Impacts of Oceanic and Atmospheric Heat Transports on Sea Ice Extent
Journal of Climate
Climate-model biases in ocean heat transport (OHT) have been proposed as a major contributor to uncertainties in projections of sea ice extent. To better understand the impact of OHT on sea ice extent and compare it to that of atmospheric heat transport (AHT), an idealized, zonally averaged energy balance model (EBM) is developed. This is distinguished from previous EBM work by coupling a diffusive mixed layer OHT and a prescribed OHT contribution, with an atmospheric EBM and a
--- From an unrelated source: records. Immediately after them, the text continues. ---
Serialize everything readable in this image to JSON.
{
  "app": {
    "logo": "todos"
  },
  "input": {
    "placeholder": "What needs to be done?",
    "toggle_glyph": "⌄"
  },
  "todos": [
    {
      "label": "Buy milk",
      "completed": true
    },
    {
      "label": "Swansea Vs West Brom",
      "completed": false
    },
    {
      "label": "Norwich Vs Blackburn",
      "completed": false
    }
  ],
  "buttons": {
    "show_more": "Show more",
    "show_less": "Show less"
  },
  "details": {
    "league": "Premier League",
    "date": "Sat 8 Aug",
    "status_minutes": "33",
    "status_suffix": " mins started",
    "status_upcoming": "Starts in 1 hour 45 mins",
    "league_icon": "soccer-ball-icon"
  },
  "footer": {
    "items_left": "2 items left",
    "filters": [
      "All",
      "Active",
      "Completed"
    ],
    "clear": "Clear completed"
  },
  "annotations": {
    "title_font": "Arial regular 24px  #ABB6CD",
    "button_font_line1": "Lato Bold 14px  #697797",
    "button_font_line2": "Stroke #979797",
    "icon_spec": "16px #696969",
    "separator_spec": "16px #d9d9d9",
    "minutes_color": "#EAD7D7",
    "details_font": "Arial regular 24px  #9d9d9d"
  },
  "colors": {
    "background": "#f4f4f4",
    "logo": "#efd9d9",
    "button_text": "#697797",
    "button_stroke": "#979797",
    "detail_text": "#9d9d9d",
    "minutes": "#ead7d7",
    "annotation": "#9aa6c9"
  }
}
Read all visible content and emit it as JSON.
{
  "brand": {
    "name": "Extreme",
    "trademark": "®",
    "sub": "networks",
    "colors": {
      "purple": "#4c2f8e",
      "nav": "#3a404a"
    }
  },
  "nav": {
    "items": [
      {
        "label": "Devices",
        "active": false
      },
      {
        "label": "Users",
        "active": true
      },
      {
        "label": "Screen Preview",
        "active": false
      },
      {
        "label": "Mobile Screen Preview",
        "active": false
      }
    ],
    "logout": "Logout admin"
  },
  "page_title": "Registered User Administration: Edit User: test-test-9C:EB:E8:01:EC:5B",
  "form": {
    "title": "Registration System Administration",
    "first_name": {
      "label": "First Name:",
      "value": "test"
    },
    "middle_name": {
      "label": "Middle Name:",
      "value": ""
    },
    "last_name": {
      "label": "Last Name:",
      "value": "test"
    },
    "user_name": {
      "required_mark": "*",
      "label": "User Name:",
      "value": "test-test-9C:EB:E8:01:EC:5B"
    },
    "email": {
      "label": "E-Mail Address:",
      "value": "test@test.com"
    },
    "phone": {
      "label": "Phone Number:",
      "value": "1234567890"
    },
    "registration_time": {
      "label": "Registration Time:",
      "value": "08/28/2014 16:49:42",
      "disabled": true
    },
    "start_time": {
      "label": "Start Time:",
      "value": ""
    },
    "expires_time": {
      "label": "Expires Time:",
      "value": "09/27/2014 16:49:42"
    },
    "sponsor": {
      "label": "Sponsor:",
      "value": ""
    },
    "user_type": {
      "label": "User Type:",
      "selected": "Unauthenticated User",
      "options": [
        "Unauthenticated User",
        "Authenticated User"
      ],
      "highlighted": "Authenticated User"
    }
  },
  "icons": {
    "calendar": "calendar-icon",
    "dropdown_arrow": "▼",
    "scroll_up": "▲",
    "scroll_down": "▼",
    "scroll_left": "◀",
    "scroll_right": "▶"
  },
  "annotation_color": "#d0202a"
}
... a reduced-complexity sea ice model. The ice-edge latitude is roughly linearly related to the convergence of each heat transport component, with different sensitivities depending on whether the ice cover is perennial or seasonal. In both regimes, Bjerknes compensation (BC) occurs such that the response of AHT partially offsets the impact of changing OHT. As a result, the effective sensitivity of ice-edge retreat to increasing OHT is only ~2/3 of the actual sensitivity (i.e., eliminating the BC effect). In the perennial regime, the sensitivity of the ice edge to OHT is about twice that to AHT, while in the seasonal regime they are similar. The ratio of sensitivities is, to leading order, determined by atmospheric longwave feedback parameters in the perennial regime. Here, there is no parameter range in which the ice edge is more sensitive to AHT than OHT.